Considering her fellow Scottish female writers, Innes highlights Leila Aboulela as a “great, deep, thoughtful writer” who “has been steadily and consistently publishing brilliant fiction”; Helen McClory and her “ripe” use of language; and Amy Liptrot’s “beautiful” non-fiction. She also praises the “brilliant, transgressive, beautiful, angry and wonderful” work of Scottish women poets such as Nadine Aisha Jassat and Hannah Lavery, who is also a playwright, and lauds the creativity of women writers who are exploring “the dark and weirder underside of life”. These include Jenni Fagan (“she consistently amazes me with her imagination, her brain, her nerve and her guts”) and Kirsty Logan (whose writing combines Gothic magical realism and gender play).

Bending conventions

Innes points out that several Scottish female writers are blending different genres in their work. She mentions Helen Sedgwick, who pens crime novels with a scientific element and dabbles in speculative fiction, as well as Kerry Hudson, whose non-fiction title 

Lowborn is “part memoir and part sociological discussion”, and Chitra Ramaswamy, whose memoir Expecting marries an exploration of her pregnancy with classic Scottish nature writing. She adds: “You’ve got authors such as Ever Dundas completely redefining four different genres at once with her début Goblin; Francine Toon’s Pine, which is both a crime novel and a bone-chillingly atmospheric ghost story set in a contemporary Highland village; and Kaite Welsh and Claire Askew flying the Gothic flag within crime and historical thrillers respectively.” Her own next project—Brickwork, a history of Glasgow venue The Arches, co-authored with fellow former employee David Bratchpiece—is billed by publisher Salamander Street as “sitting somewhere between oral history, retrospective and memoir”.

Though such experimentation produces creative, exciting work, Innes recognises that such writing is often hard to categorise. “We’re not fitting into publishing templates necessarily... It’s not easy to market.” Innes also feels that “Scottish writing, until this year possibly, has been perceived as being only of interest to people in Scotland, no matter what it is”. She wonders if “maybe the ‘Trainspotting effect’ made it feel like Scottish writers were a phase or a fad for a while. But, I think things are changing.”

Despite the barriers facing Scottish authors, Innes believes there is “such a strong literary community in Scotland and I think it’s an inclusive, supportive one”. She says: “There is so much drive and desire to support Scottish writing and pull up our own.” As well as “a network of women who are promoting each other”, Innes points to literary magazines and journals that encourage experimental writing, such as Gutter and Extra Teeth.

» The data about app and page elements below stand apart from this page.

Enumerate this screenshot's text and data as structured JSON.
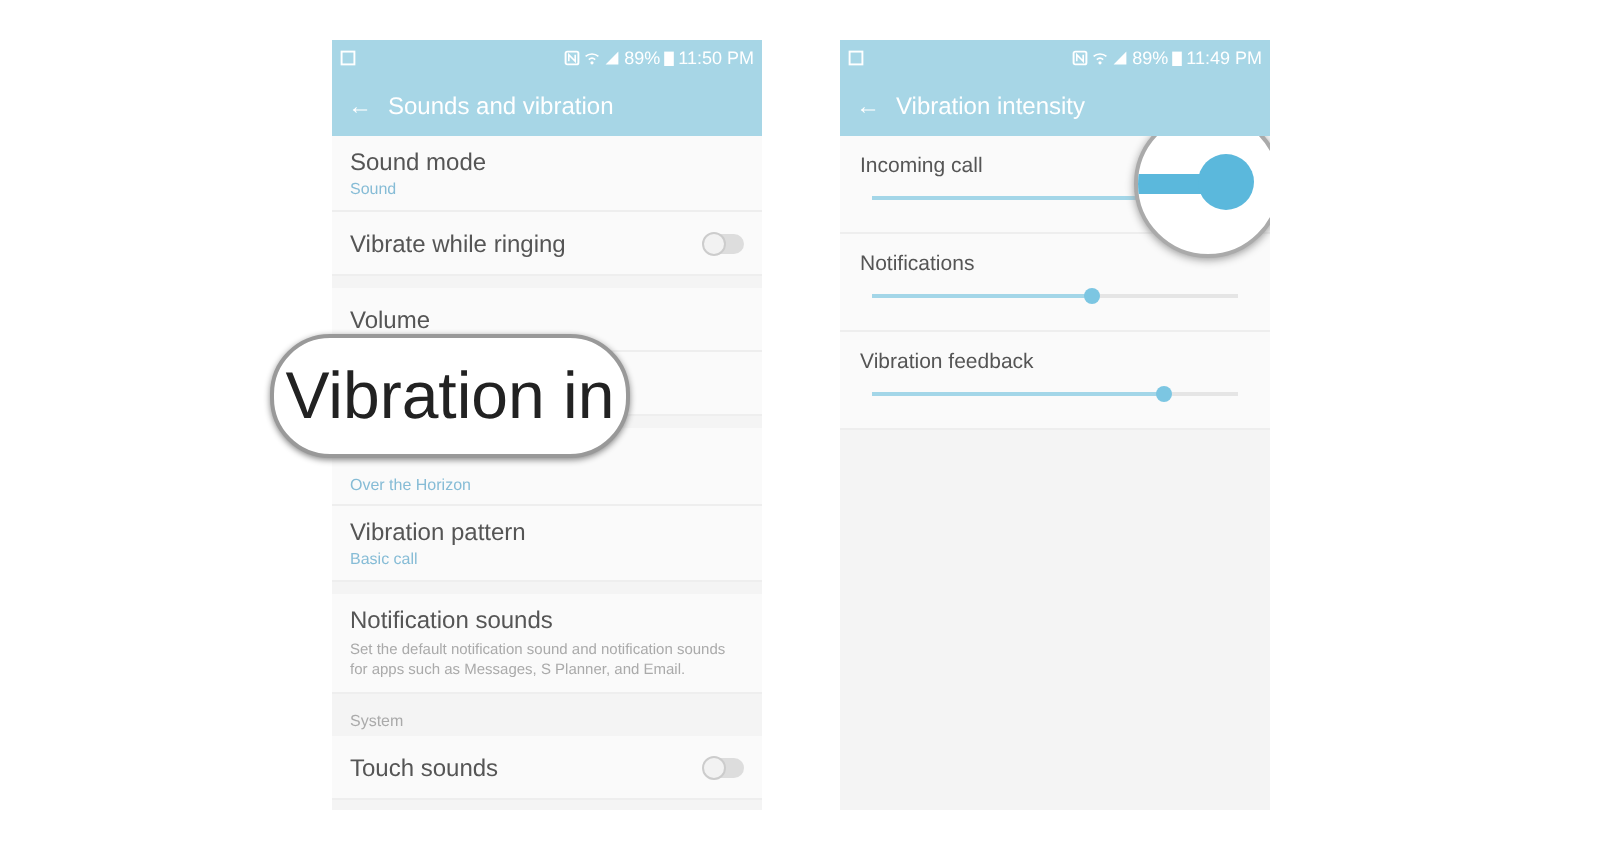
{
  "left_phone": {
    "status_bar": {
      "battery": "89%",
      "time": "11:50 PM"
    },
    "header": {
      "back": "←",
      "title": "Sounds and vibration"
    },
    "sections": [
      {
        "kind": "group",
        "items": [
          {
            "kind": "text",
            "title": "Sound mode",
            "subtitle": "Sound"
          },
          {
            "kind": "toggle",
            "title": "Vibrate while ringing",
            "on": false
          }
        ]
      },
      {
        "kind": "group",
        "items": [
          {
            "kind": "text",
            "title": "Volume"
          },
          {
            "kind": "blank"
          }
        ]
      },
      {
        "kind": "group",
        "items": [
          {
            "kind": "text",
            "subtitle": "Over the Horizon"
          },
          {
            "kind": "text",
            "title": "Vibration pattern",
            "subtitle": "Basic call"
          }
        ]
      },
      {
        "kind": "group",
        "items": [
          {
            "kind": "text",
            "title": "Notification sounds",
            "description": "Set the default notification sound and notification sounds for apps such as Messages, S Planner, and Email."
          }
        ]
      },
      {
        "kind": "header",
        "title": "System"
      },
      {
        "kind": "group",
        "items": [
          {
            "kind": "toggle",
            "title": "Touch sounds",
            "on": false
          }
        ]
      }
    ],
    "magnifier": {
      "text": "Vibration in"
    }
  },
  "right_phone": {
    "status_bar": {
      "battery": "89%",
      "time": "11:49 PM"
    },
    "header": {
      "back": "←",
      "title": "Vibration intensity"
    },
    "sliders": [
      {
        "label": "Incoming call",
        "level": 1.0,
        "magnified": true
      },
      {
        "label": "Notifications",
        "level": 0.6,
        "magnified": false
      },
      {
        "label": "Vibration feedback",
        "level": 0.8,
        "magnified": false
      }
    ]
  }
}
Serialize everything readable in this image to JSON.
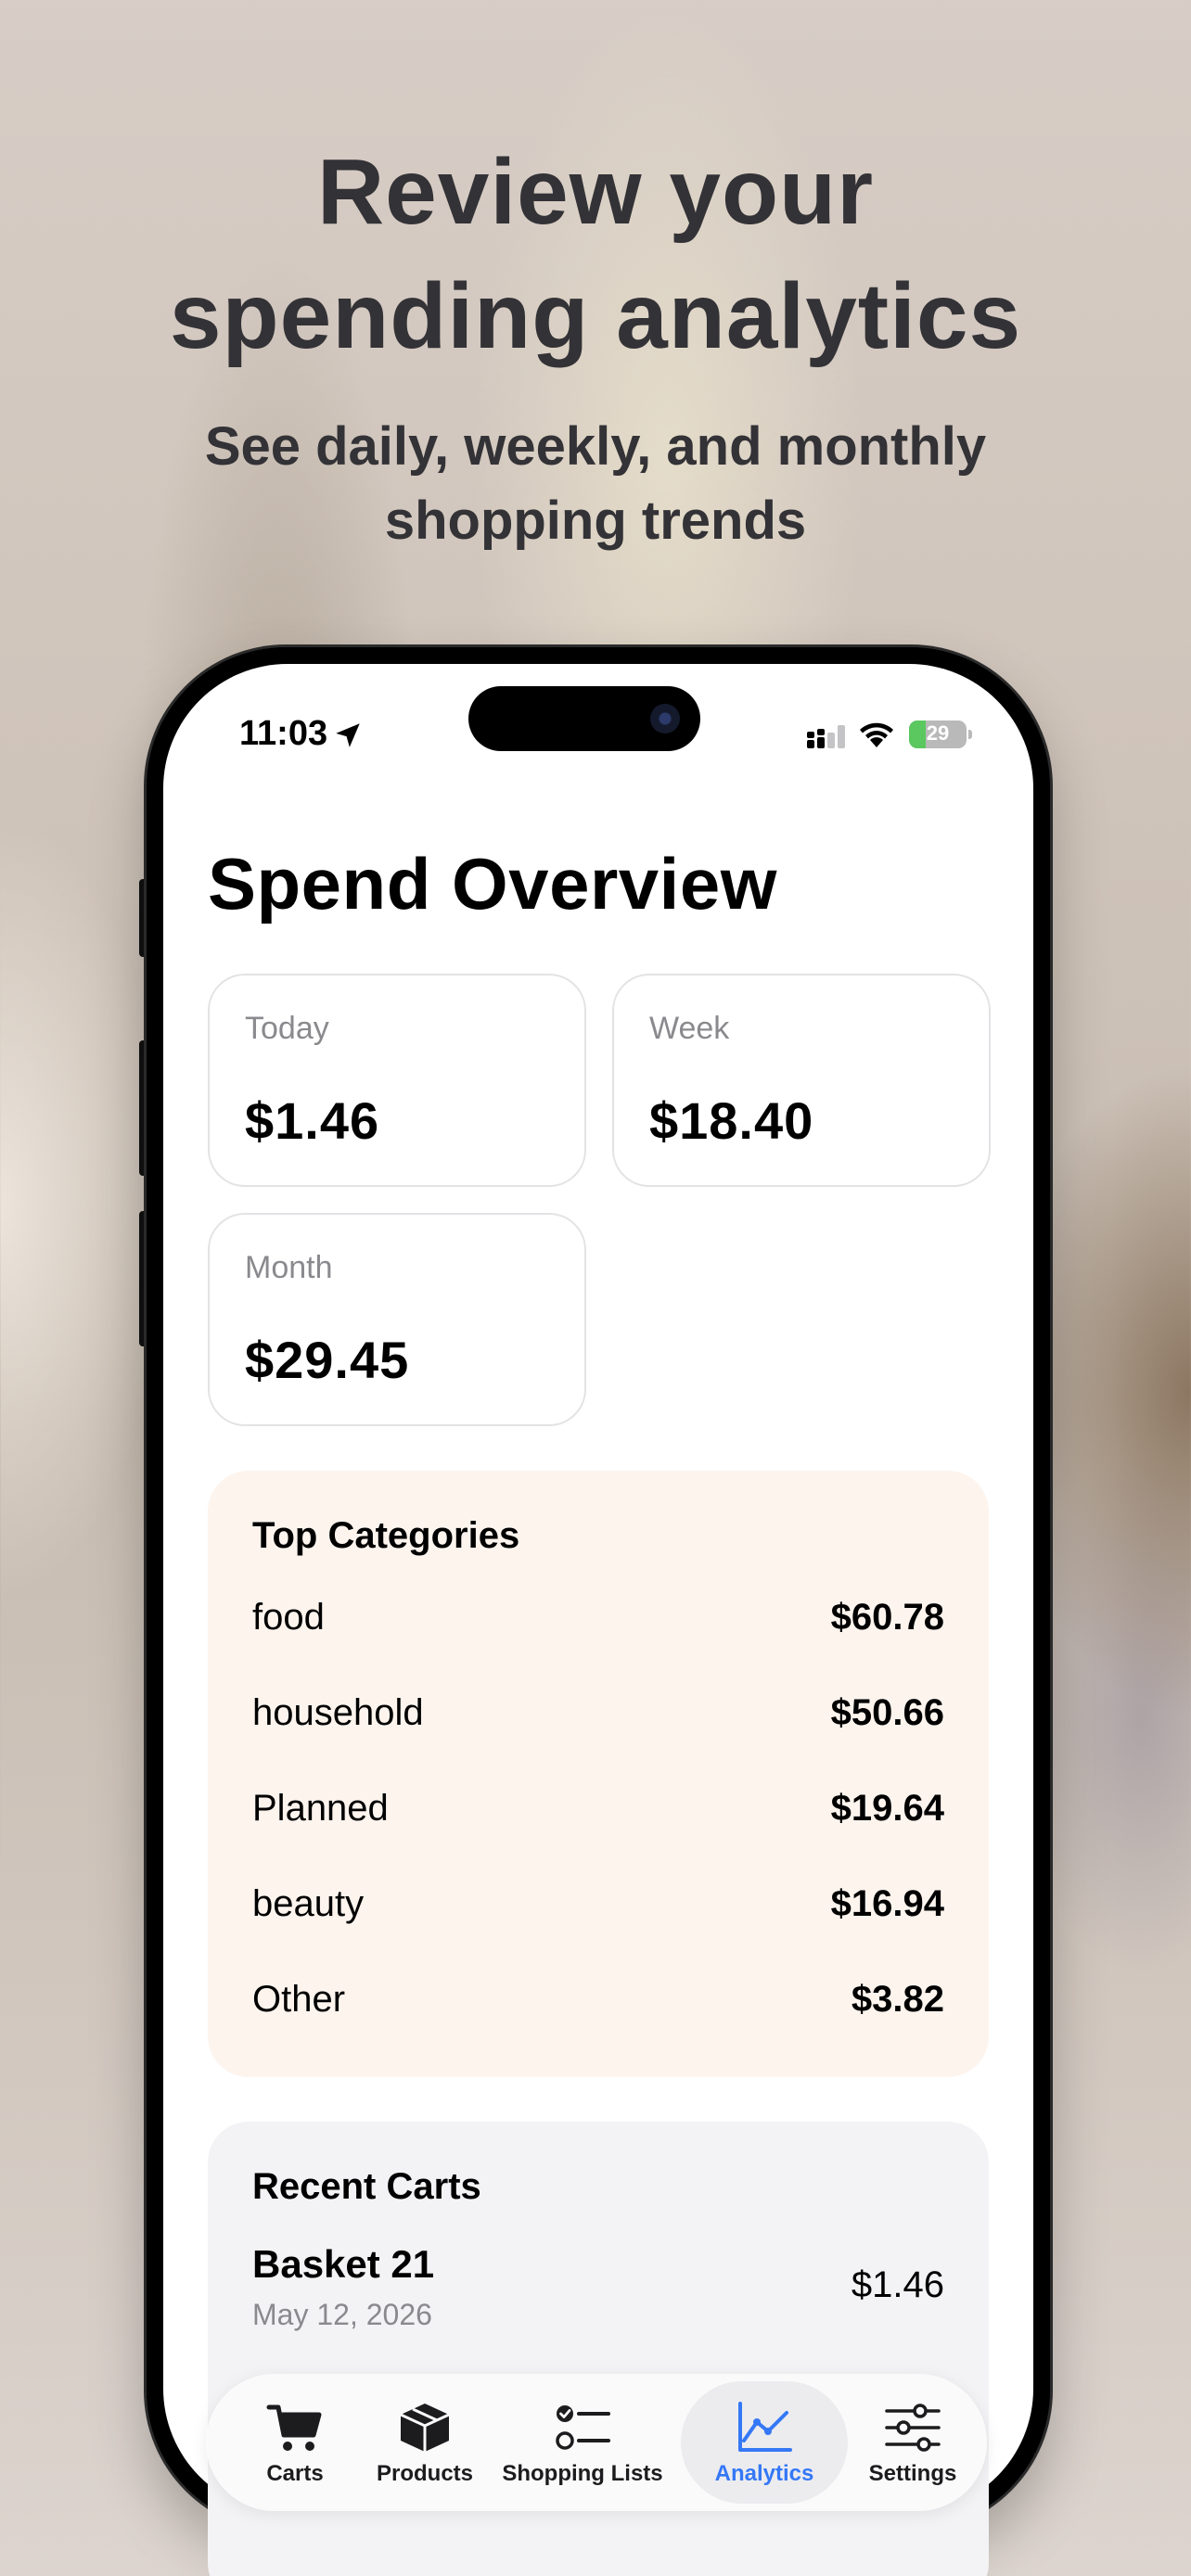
{
  "promo": {
    "headline_line1": "Review your",
    "headline_line2": "spending analytics",
    "subline_line1": "See daily, weekly, and monthly",
    "subline_line2": "shopping trends"
  },
  "status_bar": {
    "time": "11:03",
    "battery": "29",
    "battery_level": 0.29,
    "battery_color": "#5ac85f",
    "icons": [
      "location-arrow-icon",
      "cellular-signal-icon",
      "wifi-icon",
      "battery-charging-icon"
    ]
  },
  "overview": {
    "title": "Spend Overview",
    "stats": [
      {
        "label": "Today",
        "value": "$1.46"
      },
      {
        "label": "Week",
        "value": "$18.40"
      },
      {
        "label": "Month",
        "value": "$29.45"
      }
    ]
  },
  "top_categories": {
    "title": "Top Categories",
    "background": "#fdf4ee",
    "items": [
      {
        "name": "food",
        "amount": "$60.78"
      },
      {
        "name": "household",
        "amount": "$50.66"
      },
      {
        "name": "Planned",
        "amount": "$19.64"
      },
      {
        "name": "beauty",
        "amount": "$16.94"
      },
      {
        "name": "Other",
        "amount": "$3.82"
      }
    ]
  },
  "recent_carts": {
    "title": "Recent Carts",
    "items": [
      {
        "name": "Basket 21",
        "date": "May 12, 2026",
        "amount": "$1.46"
      }
    ]
  },
  "tabbar": {
    "accent": "#3478f6",
    "tabs": [
      {
        "label": "Carts",
        "icon": "cart-icon",
        "active": false
      },
      {
        "label": "Products",
        "icon": "box-icon",
        "active": false
      },
      {
        "label": "Shopping Lists",
        "icon": "checklist-icon",
        "active": false
      },
      {
        "label": "Analytics",
        "icon": "chart-line-icon",
        "active": true
      },
      {
        "label": "Settings",
        "icon": "sliders-icon",
        "active": false
      }
    ]
  }
}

She also applauds Scotland’s independent bookshop scene, in particular Edinburgh’s Lighthouse Books, and female-led organisations including indie publishers 404 Ink and Monstrous Regiment, which are “both fronted by young women and putting out interesting, boundary-pushing work on a shoe-string budget”, and Paisley Book Festival, which is “run by two women in their early thirties with deep roots in Scotland’s grassroots spaces”.

She concludes: “This is a small country, but we’ve got a lot to say, and we’ve got a big tradition of supporting other writers.”

Kristin Innes was born in Edinburgh. Her debut, Fishnet, won the Guardian’s Not The Booker prize in 2015; it is published by Black & White. Her latest, Scabby Queen, is published by Fourth Estate.

This feature is part of Creative Scotland's collaborative content with The Bookseller published in the Scotland Country Focus 2021, which you can read in full here. You can read content from the Scotland Country Focus here.